Three-hundred games seem plentiful these days, even in beer league bowling. Even 800 series are not as rare as they used to be.
Old-timers might lament it, but it's a fact of life these days because of the improvement in equipment and conditions in the sport.
What brings this to mind is the passing this week of Buffalo Bowling Hall of Famer Charles "Chet" Mazur, who died of liver cancer at age 81.
Mazur was among the area's best-known bowlers in the 1950s and '60s. He bowled for championship powerhouse teams sponsored by Iroquois Brewery and M&T Bank in classic leagues. He also was a regular competitor on the popular "Beat The Champ" television show. Mazur appeared 58 times on the show that was hosted for so many years by the late Chuck Healy.
What was remarkable then, but probably not so much now, was that Mazur bowled 11 700 sets on television alone. He had more than 75 700s in his career.
Mazur averaged better than 200 for 25 years in classic leagues. What caught this observer's eye was that he had only one 300 game and his career high series was "only" 796.
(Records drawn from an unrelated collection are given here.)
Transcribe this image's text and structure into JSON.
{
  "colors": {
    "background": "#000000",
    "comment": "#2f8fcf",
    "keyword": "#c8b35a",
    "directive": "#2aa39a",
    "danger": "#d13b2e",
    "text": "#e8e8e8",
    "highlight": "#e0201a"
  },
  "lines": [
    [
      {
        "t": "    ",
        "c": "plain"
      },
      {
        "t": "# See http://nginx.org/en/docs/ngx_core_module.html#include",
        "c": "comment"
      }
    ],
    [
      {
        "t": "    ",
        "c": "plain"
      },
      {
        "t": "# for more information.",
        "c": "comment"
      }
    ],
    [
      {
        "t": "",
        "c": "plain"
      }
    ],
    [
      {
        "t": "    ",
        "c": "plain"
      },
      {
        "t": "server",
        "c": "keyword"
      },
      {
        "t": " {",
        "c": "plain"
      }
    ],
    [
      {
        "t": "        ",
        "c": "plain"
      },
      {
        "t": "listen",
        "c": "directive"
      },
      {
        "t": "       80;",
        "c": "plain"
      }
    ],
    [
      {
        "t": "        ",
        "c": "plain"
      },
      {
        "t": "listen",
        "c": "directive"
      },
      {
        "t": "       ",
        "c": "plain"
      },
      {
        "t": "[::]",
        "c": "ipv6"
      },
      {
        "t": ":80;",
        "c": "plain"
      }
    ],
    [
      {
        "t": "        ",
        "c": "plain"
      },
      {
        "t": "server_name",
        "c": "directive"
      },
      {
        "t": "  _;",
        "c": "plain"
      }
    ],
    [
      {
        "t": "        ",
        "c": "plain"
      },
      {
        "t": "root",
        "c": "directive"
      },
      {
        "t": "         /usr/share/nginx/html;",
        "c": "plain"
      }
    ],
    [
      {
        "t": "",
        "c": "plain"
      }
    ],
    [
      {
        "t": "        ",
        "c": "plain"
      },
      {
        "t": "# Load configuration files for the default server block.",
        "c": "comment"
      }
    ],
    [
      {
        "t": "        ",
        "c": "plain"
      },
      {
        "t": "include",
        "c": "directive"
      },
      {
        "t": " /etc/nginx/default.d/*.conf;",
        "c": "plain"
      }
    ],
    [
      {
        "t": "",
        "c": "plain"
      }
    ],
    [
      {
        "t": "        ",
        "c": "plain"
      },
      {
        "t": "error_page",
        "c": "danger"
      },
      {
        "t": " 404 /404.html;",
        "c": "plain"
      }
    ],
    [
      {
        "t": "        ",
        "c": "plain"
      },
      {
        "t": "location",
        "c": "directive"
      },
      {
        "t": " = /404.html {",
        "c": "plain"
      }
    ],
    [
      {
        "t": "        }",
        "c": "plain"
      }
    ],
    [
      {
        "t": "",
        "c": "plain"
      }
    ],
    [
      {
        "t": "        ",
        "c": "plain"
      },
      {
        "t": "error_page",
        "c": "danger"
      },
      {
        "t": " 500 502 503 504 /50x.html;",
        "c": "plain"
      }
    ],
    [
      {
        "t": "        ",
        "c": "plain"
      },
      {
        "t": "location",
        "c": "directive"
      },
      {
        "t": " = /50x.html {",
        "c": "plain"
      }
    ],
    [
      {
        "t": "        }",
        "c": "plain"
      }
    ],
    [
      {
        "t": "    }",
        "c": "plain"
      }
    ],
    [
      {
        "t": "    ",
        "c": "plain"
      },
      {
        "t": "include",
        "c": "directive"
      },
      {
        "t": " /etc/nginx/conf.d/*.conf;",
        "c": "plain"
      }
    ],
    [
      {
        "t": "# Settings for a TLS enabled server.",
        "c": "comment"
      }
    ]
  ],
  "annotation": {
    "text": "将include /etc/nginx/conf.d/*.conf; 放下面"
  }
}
As good as he was individually, it was in team bowling that Mazur really stood out. He liked to boast that one year in the '50s he bowled five nights a week in "A" leagues and his team was a champion in each one.
At the time of his induction into the Buffalo Hall in 2000, Mazur related some interesting highlights of his career to Buffalo News bowling columnist Norm Warner.
Before he became a classic league bowler himself, Mazur was a fan of the classics. He recalled a match one night between the powerful Lockport Felts with Allie Brandt and Jim Schroeder in the lineup against the Simon Pures with Joe DiFiglia and Steve Cerwinski.
Lockport needed for Brandt, the No. 4 man, and Schroeder, the anchor, to strike out in order to win the match. Brandt struck out but the pin-setting rack broke, causing a delay of about 20 minutes. Nevertheless, when bowling resumed, Schroeder stepped up and calmly struck out and gave his team the match by one pin.
"That was impressive," Mazur told Warner. The bowler then recalled competing in a national team tournament in St. Louis against the famous Budweiser team of Don Carter, Dick Weber, Tom Hennessy, Ray Bluth and Pat Patterson, bowling's equivalent of the 1927 Yankees.
"We were paired with them for six games," Mazur said. "We beat them the first game, then they crumbled us.
"Carter and I were the leadoffs and I was in awe. We all sat on the same bench and talked. Carter always ate Mars bars before a match, so I came home and bought a case of 'em."
Hall to induct Hapeman
Due to an oversight or a communication lapse, the name of an additional inductee to the 2012 Greater Buffalo USBC Association Hall of Fame was not included in last week's column.
Richard G. Hapeman was selected for induction by the GBUSBC Youth Committee, the first time that an honoree was tapped from that segment of the association.
Hapeman serves on the association's youth committee along with his son, Richard C. The senior Hapeman has been youth coordinator at Abbott Bowling Center for 35 years. He won the Youth Committee's Service to Youth Award in '07.
"He is a great promoter of youth tournament bowling for our association and offers free entry into all of our tournaments as part of the Abbott youth program," GBUSBC manager Bill Palumbo said.
Hapeman and the six other inductees will be honored on Nov. 24 at Samuel's Grande Manor.
Big money in Vegas
Two Buffalo-area bowlers have reached the finals of the third annual AMF National In-League Tournament, which will be held April 27-28 in Las Vegas.
David A. Burt of Buffalo will represent AMF Airport Lanes in the Open (200 average or better) Division and Anthony DiCenzo of Cheektowaga will compete in the B (160-179 average) Division. First prize in each division will be $50,000.
Burt led the local and district qualifying with a 112 pins-over average series. DiCenzo won the qualifying in his division with a 181 POA. More than 25,000 AMF League bowlers entered the tournament but only 27 qualified in each of four divisions for the finals.
Ryan Ciminelli did some torrid bowling Thursday to advance to Friday's match play round of 18 bowlers in the Tournament of Champions at Red Rock Lanes in Las Vegas.
Ciminelli totaled 2,089 (232.1 average) in Thursday's second block of nine games in the Elite Qualifying Round after 1,997 in the earlier block. His game scores ranged from 189 to 258 in the first session and 204 to 258 in the second.
Ciminelli bowled the second-highest block among the 36 bowlers in the Elite Qualifying round. Rhino Page led with 2,153.
Ciminelli stood in fourth place after 27 of 36 games on Friday. His pinfall was 6,463.
Friday's match play decided the four players who will compete for the $80,000 first prize in the ESPN stepladder finals Sunday at 1 p.m.
The Tournament of Champions is the final event of the PBA Tour's 2011-12 season.